### WHAT IS EXPECTED:
Skip the images and restate every line of the records exactly.

### SOURCE MATERIAL:
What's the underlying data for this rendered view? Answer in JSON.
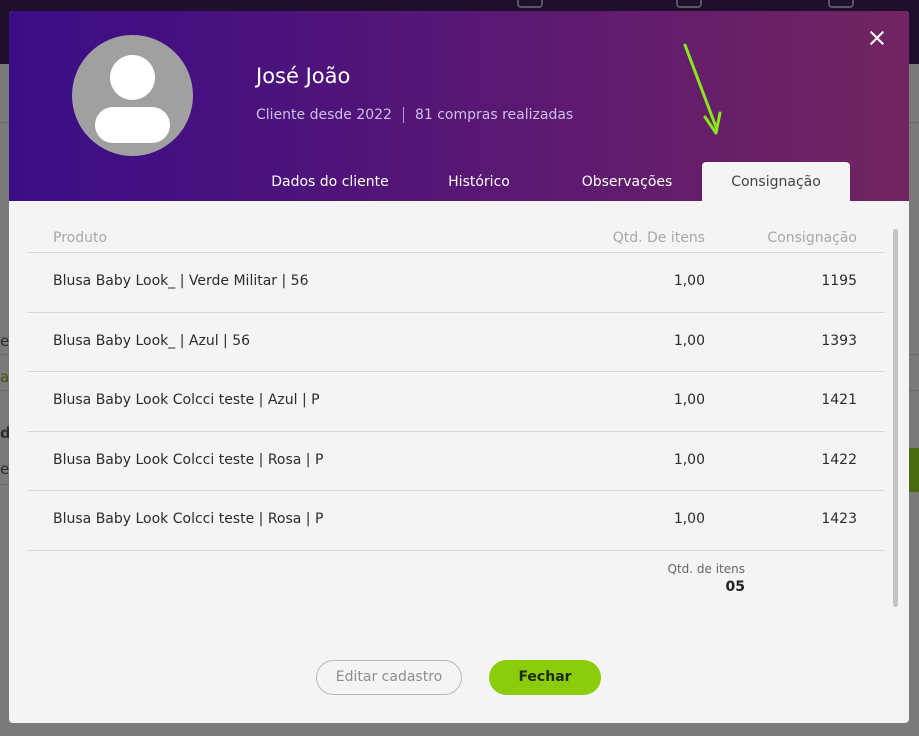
{
  "client": {
    "name": "José João",
    "since": "Cliente desde 2022",
    "purchases": "81 compras realizadas"
  },
  "tabs": [
    {
      "label": "Dados do cliente",
      "active": false
    },
    {
      "label": "Histórico",
      "active": false
    },
    {
      "label": "Observações",
      "active": false
    },
    {
      "label": "Consignação",
      "active": true
    }
  ],
  "table": {
    "headers": {
      "product": "Produto",
      "qty": "Qtd. De itens",
      "consignment": "Consignação"
    },
    "rows": [
      {
        "product": "Blusa Baby Look_ | Verde Militar | 56",
        "qty": "1,00",
        "consignment": "1195"
      },
      {
        "product": "Blusa Baby Look_ | Azul | 56",
        "qty": "1,00",
        "consignment": "1393"
      },
      {
        "product": "Blusa Baby Look Colcci teste | Azul | P",
        "qty": "1,00",
        "consignment": "1421"
      },
      {
        "product": "Blusa Baby Look Colcci teste | Rosa | P",
        "qty": "1,00",
        "consignment": "1422"
      },
      {
        "product": "Blusa Baby Look Colcci teste | Rosa | P",
        "qty": "1,00",
        "consignment": "1423"
      }
    ]
  },
  "summary": {
    "label": "Qtd. de itens",
    "value": "05"
  },
  "buttons": {
    "edit": "Editar cadastro",
    "close": "Fechar"
  },
  "background": {
    "fragments": [
      "e",
      "at",
      "d",
      "es"
    ]
  },
  "icons": {
    "close": "close-icon",
    "avatar": "user-avatar-icon",
    "arrow": "arrow-annotation-icon"
  },
  "colors": {
    "header_start": "#3a0d87",
    "header_end": "#722560",
    "accent_green": "#8ccd0b",
    "arrow_green": "#86e81a"
  }
}
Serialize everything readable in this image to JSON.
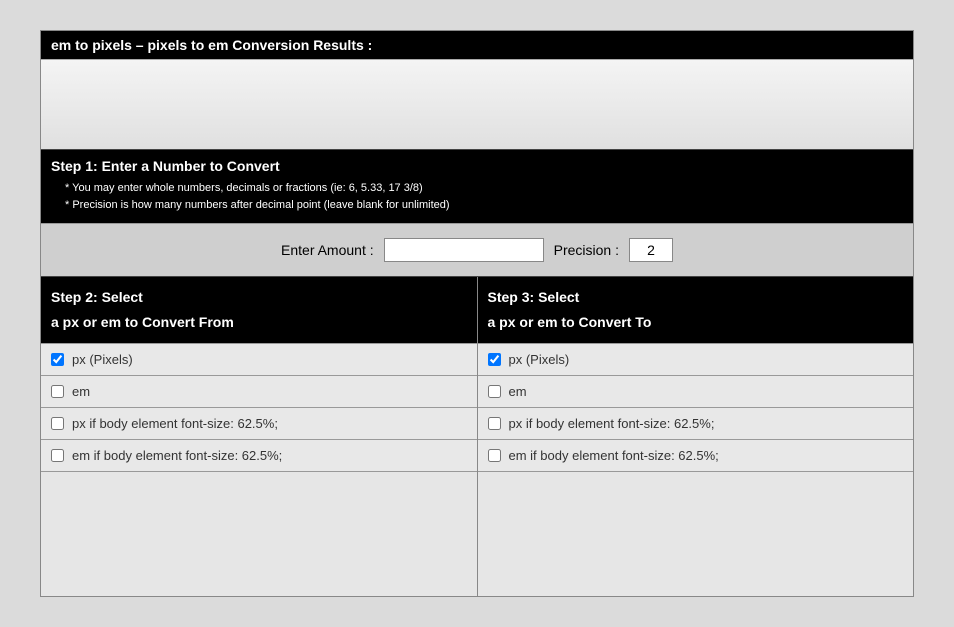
{
  "title": "em to pixels – pixels to em Conversion Results :",
  "step1": {
    "heading": "Step 1: Enter a Number to Convert",
    "note1": "* You may enter whole numbers, decimals or fractions (ie: 6, 5.33, 17 3/8)",
    "note2": "* Precision is how many numbers after decimal point (leave blank for unlimited)"
  },
  "inputs": {
    "amount_label": "Enter Amount :",
    "amount_value": "",
    "precision_label": "Precision :",
    "precision_value": "2"
  },
  "step2": {
    "heading_line1": "Step 2: Select",
    "heading_line2": "a px or em to Convert From"
  },
  "step3": {
    "heading_line1": "Step 3: Select",
    "heading_line2": "a px or em to Convert To"
  },
  "options": [
    {
      "label": "px (Pixels)",
      "checked": true
    },
    {
      "label": "em",
      "checked": false
    },
    {
      "label": "px if body element font-size: 62.5%;",
      "checked": false
    },
    {
      "label": "em if body element font-size: 62.5%;",
      "checked": false
    }
  ]
}
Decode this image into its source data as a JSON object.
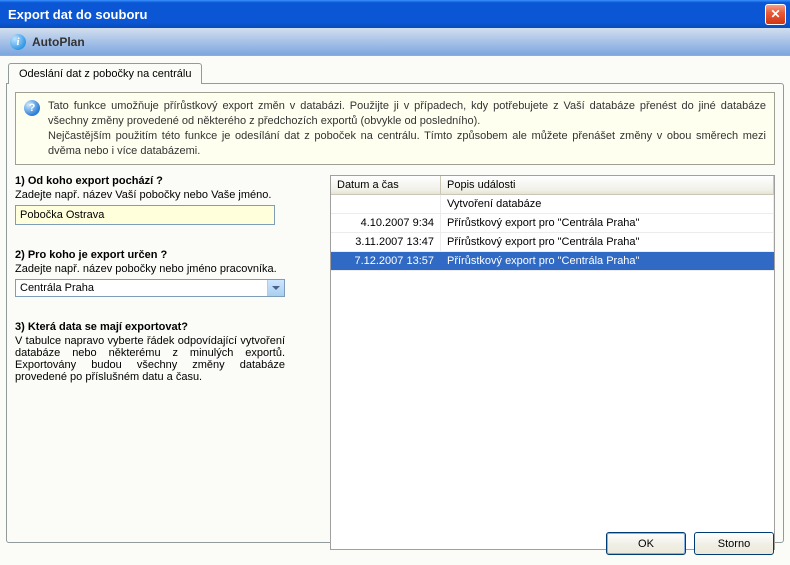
{
  "titlebar": {
    "title": "Export dat do souboru"
  },
  "subbar": {
    "app_name": "AutoPlan"
  },
  "tab": {
    "label": "Odeslání dat z pobočky na centrálu"
  },
  "help": {
    "text": "Tato funkce umožňuje přírůstkový export změn v databázi. Použijte ji v případech, kdy potřebujete z Vaší databáze přenést do jiné databáze všechny změny provedené od některého z předchozích exportů (obvykle od posledního).\nNejčastějším použitím této funkce je odesílání dat z poboček na centrálu. Tímto způsobem ale můžete přenášet změny v obou směrech mezi dvěma nebo i více databázemi."
  },
  "section1": {
    "title": "1) Od koho export pochází ?",
    "desc": "Zadejte např. název Vaší pobočky nebo Vaše jméno.",
    "value": "Pobočka Ostrava"
  },
  "section2": {
    "title": "2) Pro koho je export určen ?",
    "desc": "Zadejte např. název pobočky nebo jméno pracovníka.",
    "value": "Centrála Praha"
  },
  "section3": {
    "title": "3) Která data se mají exportovat?",
    "desc": "V tabulce napravo vyberte řádek odpovídající vytvoření databáze nebo některému z minulých exportů. Exportovány budou všechny změny databáze provedené po příslušném datu a času."
  },
  "table": {
    "headers": {
      "date": "Datum a čas",
      "desc": "Popis události"
    },
    "rows": [
      {
        "date": "",
        "desc": "Vytvoření databáze",
        "selected": false
      },
      {
        "date": "4.10.2007   9:34",
        "desc": "Přírůstkový export pro \"Centrála Praha\"",
        "selected": false
      },
      {
        "date": "3.11.2007 13:47",
        "desc": "Přírůstkový export pro \"Centrála Praha\"",
        "selected": false
      },
      {
        "date": "7.12.2007 13:57",
        "desc": "Přírůstkový export pro \"Centrála Praha\"",
        "selected": true
      }
    ]
  },
  "buttons": {
    "ok": "OK",
    "cancel": "Storno"
  }
}
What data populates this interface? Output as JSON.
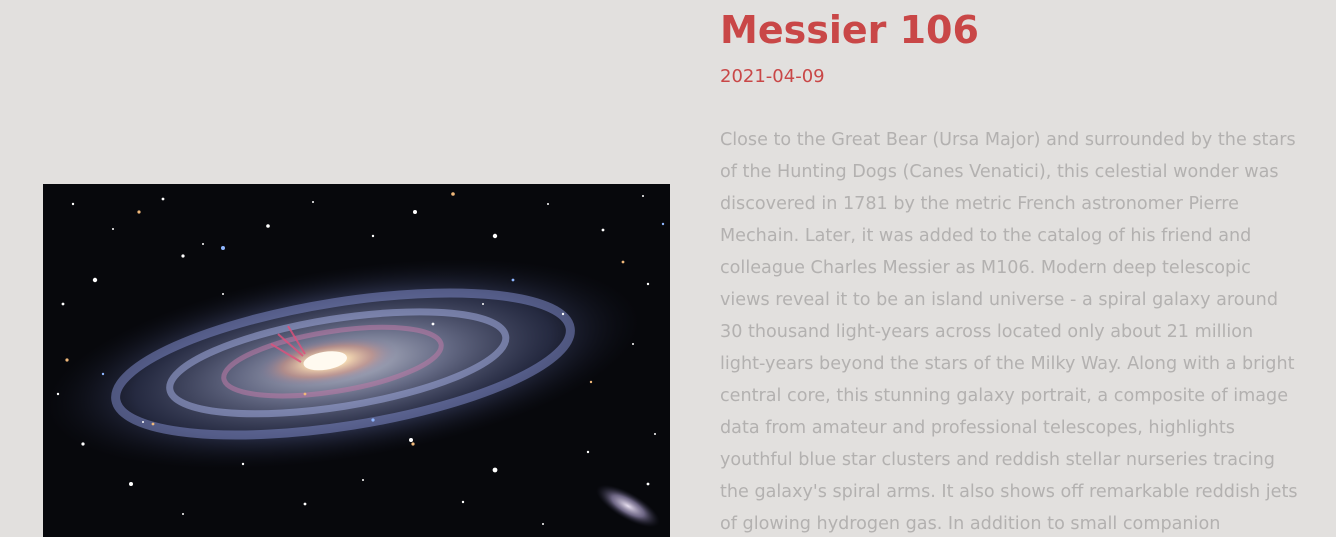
{
  "entry": {
    "title": "Messier 106",
    "date": "2021-04-09",
    "image_subject": "spiral galaxy M106 with small companion galaxy",
    "description": "Close to the Great Bear (Ursa Major) and surrounded by the stars of the Hunting Dogs (Canes Venatici), this celestial wonder was discovered in 1781 by the metric French astronomer Pierre Mechain. Later, it was added to the catalog of his friend and colleague Charles Messier as M106. Modern deep telescopic views reveal it to be an island universe - a spiral galaxy around 30 thousand light-years across located only about 21 million light-years beyond the stars of the Milky Way. Along with a bright central core, this stunning galaxy portrait, a composite of image data from amateur and professional telescopes, highlights youthful blue star clusters and reddish stellar nurseries tracing the galaxy's spiral arms. It also shows off remarkable reddish jets of glowing hydrogen gas. In addition to small companion"
  },
  "colors": {
    "background": "#e2e0de",
    "title": "#c94747",
    "date": "#c94747",
    "description": "#b3b1b0"
  }
}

### TASK RESULT:
What's the underlying data for this rendered view? Answer in JSON.
{
  "client": {
    "name": "José João",
    "since": "Cliente desde 2022",
    "purchases": "81 compras realizadas"
  },
  "tabs": [
    {
      "label": "Dados do cliente",
      "active": false
    },
    {
      "label": "Histórico",
      "active": false
    },
    {
      "label": "Observações",
      "active": false
    },
    {
      "label": "Consignação",
      "active": true
    }
  ],
  "table": {
    "headers": {
      "product": "Produto",
      "qty": "Qtd. De itens",
      "consignment": "Consignação"
    },
    "rows": [
      {
        "product": "Blusa Baby Look_ | Verde Militar | 56",
        "qty": "1,00",
        "consignment": "1195"
      },
      {
        "product": "Blusa Baby Look_ | Azul | 56",
        "qty": "1,00",
        "consignment": "1393"
      },
      {
        "product": "Blusa Baby Look Colcci teste | Azul | P",
        "qty": "1,00",
        "consignment": "1421"
      },
      {
        "product": "Blusa Baby Look Colcci teste | Rosa | P",
        "qty": "1,00",
        "consignment": "1422"
      },
      {
        "product": "Blusa Baby Look Colcci teste | Rosa | P",
        "qty": "1,00",
        "consignment": "1423"
      }
    ]
  },
  "summary": {
    "label": "Qtd. de itens",
    "value": "05"
  },
  "buttons": {
    "edit": "Editar cadastro",
    "close": "Fechar"
  },
  "background": {
    "fragments": [
      "e",
      "at",
      "d",
      "es"
    ]
  },
  "icons": {
    "close": "close-icon",
    "avatar": "user-avatar-icon",
    "arrow": "arrow-annotation-icon"
  },
  "colors": {
    "header_start": "#3a0d87",
    "header_end": "#722560",
    "accent_green": "#8ccd0b",
    "arrow_green": "#86e81a"
  }
}
Serialize everything readable in this image to JSON.
{
  "title": "em to pixels – pixels to em Conversion Results :",
  "step1": {
    "heading": "Step 1: Enter a Number to Convert",
    "note1": "* You may enter whole numbers, decimals or fractions (ie: 6, 5.33, 17 3/8)",
    "note2": "* Precision is how many numbers after decimal point (leave blank for unlimited)"
  },
  "inputs": {
    "amount_label": "Enter Amount :",
    "amount_value": "",
    "precision_label": "Precision :",
    "precision_value": "2"
  },
  "step2": {
    "heading_line1": "Step 2: Select",
    "heading_line2": "a px or em to Convert From"
  },
  "step3": {
    "heading_line1": "Step 3: Select",
    "heading_line2": "a px or em to Convert To"
  },
  "options": [
    {
      "label": "px (Pixels)",
      "checked": true
    },
    {
      "label": "em",
      "checked": false
    },
    {
      "label": "px if body element font-size: 62.5%;",
      "checked": false
    },
    {
      "label": "em if body element font-size: 62.5%;",
      "checked": false
    }
  ]
}
Decode this image into its source data as a JSON object.
{
  "titlebar": {
    "title": "Export dat do souboru"
  },
  "subbar": {
    "app_name": "AutoPlan"
  },
  "tab": {
    "label": "Odeslání dat z pobočky na centrálu"
  },
  "help": {
    "text": "Tato funkce umožňuje přírůstkový export změn v databázi. Použijte ji v případech, kdy potřebujete z Vaší databáze přenést do jiné databáze všechny změny provedené od některého z předchozích exportů (obvykle od posledního).\nNejčastějším použitím této funkce je odesílání dat z poboček na centrálu. Tímto způsobem ale můžete přenášet změny v obou směrech mezi dvěma nebo i více databázemi."
  },
  "section1": {
    "title": "1) Od koho export pochází ?",
    "desc": "Zadejte např. název Vaší pobočky nebo Vaše jméno.",
    "value": "Pobočka Ostrava"
  },
  "section2": {
    "title": "2) Pro koho je export určen ?",
    "desc": "Zadejte např. název pobočky nebo jméno pracovníka.",
    "value": "Centrála Praha"
  },
  "section3": {
    "title": "3) Která data se mají exportovat?",
    "desc": "V tabulce napravo vyberte řádek odpovídající vytvoření databáze nebo některému z minulých exportů. Exportovány budou všechny změny databáze provedené po příslušném datu a času."
  },
  "table": {
    "headers": {
      "date": "Datum a čas",
      "desc": "Popis události"
    },
    "rows": [
      {
        "date": "",
        "desc": "Vytvoření databáze",
        "selected": false
      },
      {
        "date": "4.10.2007   9:34",
        "desc": "Přírůstkový export pro \"Centrála Praha\"",
        "selected": false
      },
      {
        "date": "3.11.2007 13:47",
        "desc": "Přírůstkový export pro \"Centrála Praha\"",
        "selected": false
      },
      {
        "date": "7.12.2007 13:57",
        "desc": "Přírůstkový export pro \"Centrála Praha\"",
        "selected": true
      }
    ]
  },
  "buttons": {
    "ok": "OK",
    "cancel": "Storno"
  }
}
What data populates this interface? Output as JSON.
{
  "entry": {
    "title": "Messier 106",
    "date": "2021-04-09",
    "image_subject": "spiral galaxy M106 with small companion galaxy",
    "description": "Close to the Great Bear (Ursa Major) and surrounded by the stars of the Hunting Dogs (Canes Venatici), this celestial wonder was discovered in 1781 by the metric French astronomer Pierre Mechain. Later, it was added to the catalog of his friend and colleague Charles Messier as M106. Modern deep telescopic views reveal it to be an island universe - a spiral galaxy around 30 thousand light-years across located only about 21 million light-years beyond the stars of the Milky Way. Along with a bright central core, this stunning galaxy portrait, a composite of image data from amateur and professional telescopes, highlights youthful blue star clusters and reddish stellar nurseries tracing the galaxy's spiral arms. It also shows off remarkable reddish jets of glowing hydrogen gas. In addition to small companion"
  },
  "colors": {
    "background": "#e2e0de",
    "title": "#c94747",
    "date": "#c94747",
    "description": "#b3b1b0"
  }
}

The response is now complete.